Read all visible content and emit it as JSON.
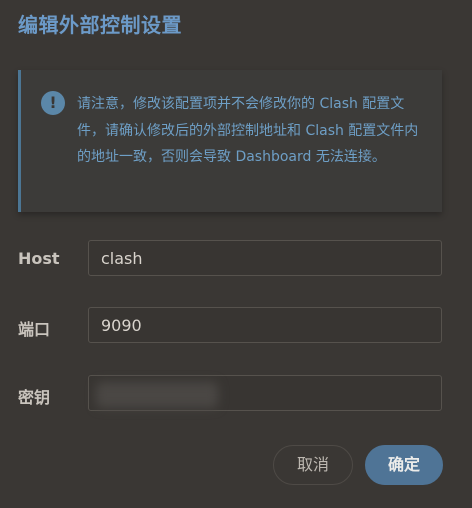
{
  "dialog": {
    "title": "编辑外部控制设置"
  },
  "notice": {
    "icon": "exclamation-icon",
    "icon_glyph": "!",
    "text": "请注意，修改该配置项并不会修改你的 Clash 配置文件，请确认修改后的外部控制地址和 Clash 配置文件内的地址一致，否则会导致 Dashboard 无法连接。"
  },
  "form": {
    "host_label": "Host",
    "host_value": "clash",
    "port_label": "端口",
    "port_value": "9090",
    "secret_label": "密钥",
    "secret_value": ""
  },
  "buttons": {
    "cancel_label": "取消",
    "ok_label": "确定"
  },
  "colors": {
    "background": "#3a3734",
    "accent": "#4f7496",
    "title": "#6c9ac8",
    "notice_text": "#6e9fc6"
  }
}
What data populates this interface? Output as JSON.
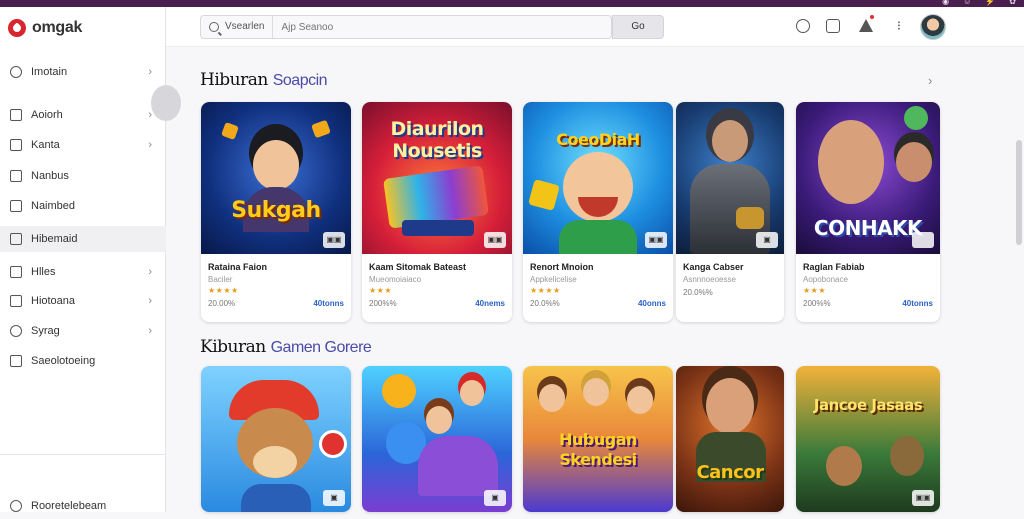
{
  "window": {
    "top_icons": [
      "◉",
      "☺",
      "⚡",
      "✿"
    ]
  },
  "app": {
    "name": "omgak"
  },
  "sidebar": {
    "items": [
      {
        "label": "Imotain",
        "has_chevron": true,
        "icon": "settings-icon"
      },
      {
        "label": "Aoiorh",
        "has_chevron": true,
        "icon": "document-icon"
      },
      {
        "label": "Kanta",
        "has_chevron": true,
        "icon": "list-icon"
      },
      {
        "label": "Nanbus",
        "has_chevron": false,
        "icon": "tag-icon"
      },
      {
        "label": "Naimbed",
        "has_chevron": false,
        "icon": "page-icon"
      },
      {
        "label": "Hibemaid",
        "has_chevron": false,
        "icon": "grid-icon",
        "active": true
      },
      {
        "label": "Hlles",
        "has_chevron": true,
        "icon": "file-icon"
      },
      {
        "label": "Hiotoana",
        "has_chevron": true,
        "icon": "bookmark-icon"
      },
      {
        "label": "Syrag",
        "has_chevron": true,
        "icon": "shield-icon"
      },
      {
        "label": "Saeolotoeing",
        "has_chevron": false,
        "icon": "page-icon"
      }
    ],
    "footer_label": "Rooretelebeam"
  },
  "header": {
    "search_scope": "Vsearlen",
    "search_placeholder": "Ajp Seanoo",
    "search_button": "Go"
  },
  "sections": [
    {
      "title": "Hiburan",
      "subtitle": "Soapcin",
      "games": [
        {
          "name": "Rataina Faion",
          "dev": "Baciler",
          "stars": "★★★★",
          "size": "20.00%",
          "price": "40tonns",
          "art_text": "Sukgah",
          "badge": "▣▣"
        },
        {
          "name": "Kaam Sitomak Bateast",
          "dev": "Mueomoiaiaco",
          "stars": "★★★",
          "size": "200%%",
          "price": "40nems",
          "art_text": "Diaurilon Nousetis",
          "badge": "▣▣"
        },
        {
          "name": "Renort Mnoion",
          "dev": "Appkelicelise",
          "stars": "★★★★",
          "size": "20.0%%",
          "price": "40onns",
          "art_text": "CoeoDiaH",
          "badge": "▣▣"
        },
        {
          "name": "Kanga Cabser",
          "dev": "Asnnnoeoesse",
          "stars": "",
          "size": "20.0%%",
          "price": "",
          "art_text": "",
          "badge": "▣"
        },
        {
          "name": "Raglan Fabiab",
          "dev": "Aopobonace",
          "stars": "★★★",
          "size": "200%%",
          "price": "40tonns",
          "art_text": "CONHAKK",
          "badge": ""
        }
      ]
    },
    {
      "title": "Kiburan",
      "subtitle": "Gamen Gorere",
      "games": [
        {
          "name": "",
          "dev": "",
          "stars": "",
          "size": "",
          "price": "",
          "art_text": "",
          "badge": "▣"
        },
        {
          "name": "",
          "dev": "",
          "stars": "",
          "size": "",
          "price": "",
          "art_text": "",
          "badge": "▣"
        },
        {
          "name": "",
          "dev": "",
          "stars": "",
          "size": "",
          "price": "",
          "art_text": "Hubugan Skendesi",
          "badge": ""
        },
        {
          "name": "",
          "dev": "",
          "stars": "",
          "size": "",
          "price": "",
          "art_text": "Cancor",
          "badge": ""
        },
        {
          "name": "",
          "dev": "",
          "stars": "",
          "size": "",
          "price": "",
          "art_text": "Jancoe Jasaas",
          "badge": "▣▣"
        }
      ]
    }
  ],
  "colors": {
    "top_strip": "#4a1f4f",
    "brand": "#d9252d",
    "price": "#2b63c6",
    "section_subtitle": "#4b4ba8",
    "stars": "#e89a1c"
  }
}
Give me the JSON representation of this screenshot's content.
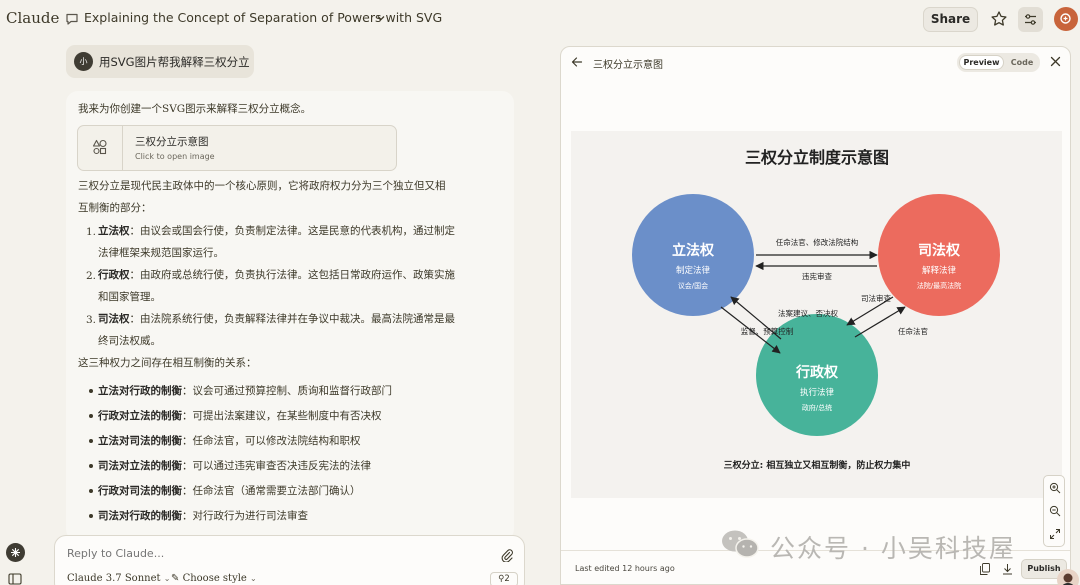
{
  "app": {
    "name": "Claude"
  },
  "header": {
    "chat_title": "Explaining the Concept of Separation of Powers with SVG",
    "share_label": "Share"
  },
  "user_message": {
    "avatar_initial": "小",
    "text": "用SVG图片帮我解释三权分立"
  },
  "assistant": {
    "intro": "我来为你创建一个SVG图示来解释三权分立概念。",
    "artifact_card": {
      "title": "三权分立示意图",
      "subtitle": "Click to open image"
    },
    "explain_line1": "三权分立是现代民主政体中的一个核心原则，它将政府权力分为三个独立但又相",
    "explain_line2": "互制衡的部分：",
    "ordered": [
      {
        "num": "1.",
        "term": "立法权",
        "line1": "：由议会或国会行使，负责制定法律。这是民意的代表机构，通过制定",
        "line2": "法律框架来规范国家运行。"
      },
      {
        "num": "2.",
        "term": "行政权",
        "line1": "：由政府或总统行使，负责执行法律。这包括日常政府运作、政策实施",
        "line2": "和国家管理。"
      },
      {
        "num": "3.",
        "term": "司法权",
        "line1": "：由法院系统行使，负责解释法律并在争议中裁决。最高法院通常是最",
        "line2": "终司法权威。"
      }
    ],
    "relations_intro": "这三种权力之间存在相互制衡的关系：",
    "relations": [
      {
        "term": "立法对行政的制衡",
        "text": "：议会可通过预算控制、质询和监督行政部门"
      },
      {
        "term": "行政对立法的制衡",
        "text": "：可提出法案建议，在某些制度中有否决权"
      },
      {
        "term": "立法对司法的制衡",
        "text": "：任命法官，可以修改法院结构和职权"
      },
      {
        "term": "司法对立法的制衡",
        "text": "：可以通过违宪审查否决违反宪法的法律"
      },
      {
        "term": "行政对司法的制衡",
        "text": "：任命法官（通常需要立法部门确认）"
      },
      {
        "term": "司法对行政的制衡",
        "text": "：对行政行为进行司法审查"
      }
    ]
  },
  "composer": {
    "placeholder": "Reply to Claude...",
    "model": "Claude 3.7 Sonnet",
    "style": "Choose style",
    "collab_count": "2"
  },
  "artifact_panel": {
    "title": "三权分立示意图",
    "tabs": {
      "preview": "Preview",
      "code": "Code"
    },
    "last_edited": "Last edited 12 hours ago",
    "publish_label": "Publish"
  },
  "diagram": {
    "title": "三权分立制度示意图",
    "legislative": {
      "name": "立法权",
      "role": "制定法律",
      "body": "议会/国会",
      "color": "#6b8fc9"
    },
    "judicial": {
      "name": "司法权",
      "role": "解释法律",
      "body": "法院/最高法院",
      "color": "#ec6b5e"
    },
    "executive": {
      "name": "行政权",
      "role": "执行法律",
      "body": "政府/总统",
      "color": "#47b39a"
    },
    "arrow_leg_to_jud": "任命法官、修改法院结构",
    "arrow_jud_to_leg": "违宪审查",
    "arrow_exe_to_leg": "法案建议、否决权",
    "arrow_leg_to_exe": "监督、预算控制",
    "arrow_jud_to_exe": "司法审查",
    "arrow_exe_to_jud": "任命法官",
    "caption": "三权分立: 相互独立又相互制衡，防止权力集中"
  },
  "watermark": {
    "text": "公众号 · 小吴科技屋"
  },
  "colors": {
    "accent": "#c8643b",
    "background": "#f4f2ec"
  }
}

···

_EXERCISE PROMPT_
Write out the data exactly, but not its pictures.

_OUTPUT FOR THIS EXERCISE_
Read all visible content and emit it as JSON.
{
  "dialog": {
    "title": "编辑外部控制设置"
  },
  "notice": {
    "icon": "exclamation-icon",
    "icon_glyph": "!",
    "text": "请注意，修改该配置项并不会修改你的 Clash 配置文件，请确认修改后的外部控制地址和 Clash 配置文件内的地址一致，否则会导致 Dashboard 无法连接。"
  },
  "form": {
    "host_label": "Host",
    "host_value": "clash",
    "port_label": "端口",
    "port_value": "9090",
    "secret_label": "密钥",
    "secret_value": ""
  },
  "buttons": {
    "cancel_label": "取消",
    "ok_label": "确定"
  },
  "colors": {
    "background": "#3a3734",
    "accent": "#4f7496",
    "title": "#6c9ac8",
    "notice_text": "#6e9fc6"
  }
}
What data populates this interface? Output as JSON.
{
  "window": {
    "top_icons": [
      "◉",
      "☺",
      "⚡",
      "✿"
    ]
  },
  "app": {
    "name": "omgak"
  },
  "sidebar": {
    "items": [
      {
        "label": "Imotain",
        "has_chevron": true,
        "icon": "settings-icon"
      },
      {
        "label": "Aoiorh",
        "has_chevron": true,
        "icon": "document-icon"
      },
      {
        "label": "Kanta",
        "has_chevron": true,
        "icon": "list-icon"
      },
      {
        "label": "Nanbus",
        "has_chevron": false,
        "icon": "tag-icon"
      },
      {
        "label": "Naimbed",
        "has_chevron": false,
        "icon": "page-icon"
      },
      {
        "label": "Hibemaid",
        "has_chevron": false,
        "icon": "grid-icon",
        "active": true
      },
      {
        "label": "Hlles",
        "has_chevron": true,
        "icon": "file-icon"
      },
      {
        "label": "Hiotoana",
        "has_chevron": true,
        "icon": "bookmark-icon"
      },
      {
        "label": "Syrag",
        "has_chevron": true,
        "icon": "shield-icon"
      },
      {
        "label": "Saeolotoeing",
        "has_chevron": false,
        "icon": "page-icon"
      }
    ],
    "footer_label": "Rooretelebeam"
  },
  "header": {
    "search_scope": "Vsearlen",
    "search_placeholder": "Ajp Seanoo",
    "search_button": "Go"
  },
  "sections": [
    {
      "title": "Hiburan",
      "subtitle": "Soapcin",
      "games": [
        {
          "name": "Rataina Faion",
          "dev": "Baciler",
          "stars": "★★★★",
          "size": "20.00%",
          "price": "40tonns",
          "art_text": "Sukgah",
          "badge": "▣▣"
        },
        {
          "name": "Kaam Sitomak Bateast",
          "dev": "Mueomoiaiaco",
          "stars": "★★★",
          "size": "200%%",
          "price": "40nems",
          "art_text": "Diaurilon Nousetis",
          "badge": "▣▣"
        },
        {
          "name": "Renort Mnoion",
          "dev": "Appkelicelise",
          "stars": "★★★★",
          "size": "20.0%%",
          "price": "40onns",
          "art_text": "CoeoDiaH",
          "badge": "▣▣"
        },
        {
          "name": "Kanga Cabser",
          "dev": "Asnnnoeoesse",
          "stars": "",
          "size": "20.0%%",
          "price": "",
          "art_text": "",
          "badge": "▣"
        },
        {
          "name": "Raglan Fabiab",
          "dev": "Aopobonace",
          "stars": "★★★",
          "size": "200%%",
          "price": "40tonns",
          "art_text": "CONHAKK",
          "badge": ""
        }
      ]
    },
    {
      "title": "Kiburan",
      "subtitle": "Gamen Gorere",
      "games": [
        {
          "name": "",
          "dev": "",
          "stars": "",
          "size": "",
          "price": "",
          "art_text": "",
          "badge": "▣"
        },
        {
          "name": "",
          "dev": "",
          "stars": "",
          "size": "",
          "price": "",
          "art_text": "",
          "badge": "▣"
        },
        {
          "name": "",
          "dev": "",
          "stars": "",
          "size": "",
          "price": "",
          "art_text": "Hubugan Skendesi",
          "badge": ""
        },
        {
          "name": "",
          "dev": "",
          "stars": "",
          "size": "",
          "price": "",
          "art_text": "Cancor",
          "badge": ""
        },
        {
          "name": "",
          "dev": "",
          "stars": "",
          "size": "",
          "price": "",
          "art_text": "Jancoe Jasaas",
          "badge": "▣▣"
        }
      ]
    }
  ],
  "colors": {
    "top_strip": "#4a1f4f",
    "brand": "#d9252d",
    "price": "#2b63c6",
    "section_subtitle": "#4b4ba8",
    "stars": "#e89a1c"
  }
}
Give me the JSON representation of this screenshot's content.
{
  "app": {
    "name": "Claude"
  },
  "header": {
    "chat_title": "Explaining the Concept of Separation of Powers with SVG",
    "share_label": "Share"
  },
  "user_message": {
    "avatar_initial": "小",
    "text": "用SVG图片帮我解释三权分立"
  },
  "assistant": {
    "intro": "我来为你创建一个SVG图示来解释三权分立概念。",
    "artifact_card": {
      "title": "三权分立示意图",
      "subtitle": "Click to open image"
    },
    "explain_line1": "三权分立是现代民主政体中的一个核心原则，它将政府权力分为三个独立但又相",
    "explain_line2": "互制衡的部分：",
    "ordered": [
      {
        "num": "1.",
        "term": "立法权",
        "line1": "：由议会或国会行使，负责制定法律。这是民意的代表机构，通过制定",
        "line2": "法律框架来规范国家运行。"
      },
      {
        "num": "2.",
        "term": "行政权",
        "line1": "：由政府或总统行使，负责执行法律。这包括日常政府运作、政策实施",
        "line2": "和国家管理。"
      },
      {
        "num": "3.",
        "term": "司法权",
        "line1": "：由法院系统行使，负责解释法律并在争议中裁决。最高法院通常是最",
        "line2": "终司法权威。"
      }
    ],
    "relations_intro": "这三种权力之间存在相互制衡的关系：",
    "relations": [
      {
        "term": "立法对行政的制衡",
        "text": "：议会可通过预算控制、质询和监督行政部门"
      },
      {
        "term": "行政对立法的制衡",
        "text": "：可提出法案建议，在某些制度中有否决权"
      },
      {
        "term": "立法对司法的制衡",
        "text": "：任命法官，可以修改法院结构和职权"
      },
      {
        "term": "司法对立法的制衡",
        "text": "：可以通过违宪审查否决违反宪法的法律"
      },
      {
        "term": "行政对司法的制衡",
        "text": "：任命法官（通常需要立法部门确认）"
      },
      {
        "term": "司法对行政的制衡",
        "text": "：对行政行为进行司法审查"
      }
    ]
  },
  "composer": {
    "placeholder": "Reply to Claude...",
    "model": "Claude 3.7 Sonnet",
    "style": "Choose style",
    "collab_count": "2"
  },
  "artifact_panel": {
    "title": "三权分立示意图",
    "tabs": {
      "preview": "Preview",
      "code": "Code"
    },
    "last_edited": "Last edited 12 hours ago",
    "publish_label": "Publish"
  },
  "diagram": {
    "title": "三权分立制度示意图",
    "legislative": {
      "name": "立法权",
      "role": "制定法律",
      "body": "议会/国会",
      "color": "#6b8fc9"
    },
    "judicial": {
      "name": "司法权",
      "role": "解释法律",
      "body": "法院/最高法院",
      "color": "#ec6b5e"
    },
    "executive": {
      "name": "行政权",
      "role": "执行法律",
      "body": "政府/总统",
      "color": "#47b39a"
    },
    "arrow_leg_to_jud": "任命法官、修改法院结构",
    "arrow_jud_to_leg": "违宪审查",
    "arrow_exe_to_leg": "法案建议、否决权",
    "arrow_leg_to_exe": "监督、预算控制",
    "arrow_jud_to_exe": "司法审查",
    "arrow_exe_to_jud": "任命法官",
    "caption": "三权分立: 相互独立又相互制衡，防止权力集中"
  },
  "watermark": {
    "text": "公众号 · 小吴科技屋"
  },
  "colors": {
    "accent": "#c8643b",
    "background": "#f4f2ec"
  }
}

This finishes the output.